Owning a home is exciting, gives you a sense that you have “made it”, but that soon wears off as the constant home improvements start to kick in. While you start to contribute much of your take home pay towards your new home, at least make sure you take advantage of a few tax breaks to net you a little more in your pocket during tax season.
If you wonder what most of your monthly mortgage payment goes to, take a look at your account statement and you will see that a majority goes to interest and little goes to principal. As the years go by, less and less will go towards interest, but the good news is at least you can write-off mortgage interest. Your lender will send you a 1098 form that will show the total interest paid for the year. It might make you sick.
Also on the 1098 statement from your lender you will find what you paid in property taxes for the year, and this can also be deducted on your tax return. The trick is you will have to itemize, but given that you have not added a few extra deductions by being a homeowner, you will most likely benefit from itemizing. If you have purchased the home throughout the year, you are able to deduct the taxes paid from the date of the sale on.
Energy Efficient Upgrades
Good news and bad news for this beneficial deduction. The good news is that deduction for energy-efficient improvements will return you 30% for installation renewable energy sources, or 10% back for energy-efficient products purchased between $50 and $500. Now for the bad news. Hopefully you had plenty of upgrades completed in 2016, because the credit expires as 2017 begins, so anything completed this year will not be able to be deducted going forward. For those receipts that you do have for 2016, you will include in the 5695 form.
Home Office Deduction
With so many companies allowing work-from-home, you can not only take advantage of avoiding getting dressed for work and sitting in rush hour traffic, but get a little back on your tax return. The simplified method would be to take the square footage of your home office and get a calculated deduction. The regular method would be to figure out what percentage of the home office takes up the total home expenses. Will be easier to use the simplified option, just be sure that you can prove you use the home office for 100% of work use.
Donations to Charity
Although you do not have to own a home to get a donation to charity credit, but I wanted to make sure I included to be sure that you do not forget this, especially if you owe taxes this year.

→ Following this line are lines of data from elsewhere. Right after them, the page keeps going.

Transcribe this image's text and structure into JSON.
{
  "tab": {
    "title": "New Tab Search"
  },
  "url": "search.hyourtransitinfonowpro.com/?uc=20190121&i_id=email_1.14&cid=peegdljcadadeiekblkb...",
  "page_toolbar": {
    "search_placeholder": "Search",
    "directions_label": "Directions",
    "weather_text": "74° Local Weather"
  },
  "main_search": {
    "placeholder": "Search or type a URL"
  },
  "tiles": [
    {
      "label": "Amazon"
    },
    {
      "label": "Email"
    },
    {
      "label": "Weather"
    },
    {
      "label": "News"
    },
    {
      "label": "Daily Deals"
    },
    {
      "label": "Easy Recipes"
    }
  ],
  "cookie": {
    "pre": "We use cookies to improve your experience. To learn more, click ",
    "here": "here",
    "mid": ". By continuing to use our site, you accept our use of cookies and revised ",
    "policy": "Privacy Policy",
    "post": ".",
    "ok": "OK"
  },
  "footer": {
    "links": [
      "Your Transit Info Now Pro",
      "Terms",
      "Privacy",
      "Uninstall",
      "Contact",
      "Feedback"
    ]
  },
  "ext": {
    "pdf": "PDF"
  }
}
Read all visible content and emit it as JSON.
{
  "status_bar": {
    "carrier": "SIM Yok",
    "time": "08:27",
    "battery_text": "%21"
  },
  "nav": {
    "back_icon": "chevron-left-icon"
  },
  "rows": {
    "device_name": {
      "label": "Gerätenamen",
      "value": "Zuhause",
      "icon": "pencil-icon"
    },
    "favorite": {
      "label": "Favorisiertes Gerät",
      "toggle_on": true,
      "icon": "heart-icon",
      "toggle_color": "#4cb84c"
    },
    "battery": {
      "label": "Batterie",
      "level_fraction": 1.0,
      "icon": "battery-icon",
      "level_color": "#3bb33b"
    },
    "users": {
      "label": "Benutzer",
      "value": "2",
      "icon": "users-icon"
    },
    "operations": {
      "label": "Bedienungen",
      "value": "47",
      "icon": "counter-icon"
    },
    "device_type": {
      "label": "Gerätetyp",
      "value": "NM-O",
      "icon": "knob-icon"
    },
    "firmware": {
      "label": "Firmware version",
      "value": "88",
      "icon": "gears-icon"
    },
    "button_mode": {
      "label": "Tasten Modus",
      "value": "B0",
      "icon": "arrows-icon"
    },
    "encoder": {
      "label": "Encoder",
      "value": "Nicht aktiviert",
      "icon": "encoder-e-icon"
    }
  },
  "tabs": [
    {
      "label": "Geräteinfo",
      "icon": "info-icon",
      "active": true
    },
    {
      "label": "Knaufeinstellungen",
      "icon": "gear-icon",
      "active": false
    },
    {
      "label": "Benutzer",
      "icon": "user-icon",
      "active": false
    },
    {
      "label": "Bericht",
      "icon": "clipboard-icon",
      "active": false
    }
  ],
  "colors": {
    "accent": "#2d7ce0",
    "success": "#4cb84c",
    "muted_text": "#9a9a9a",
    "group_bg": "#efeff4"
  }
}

If you have had any life changes such as marriage or buying a house it can take a year or two to figure out your optimal tax situation (per paycheck tax payments or getting too little or too much tax return).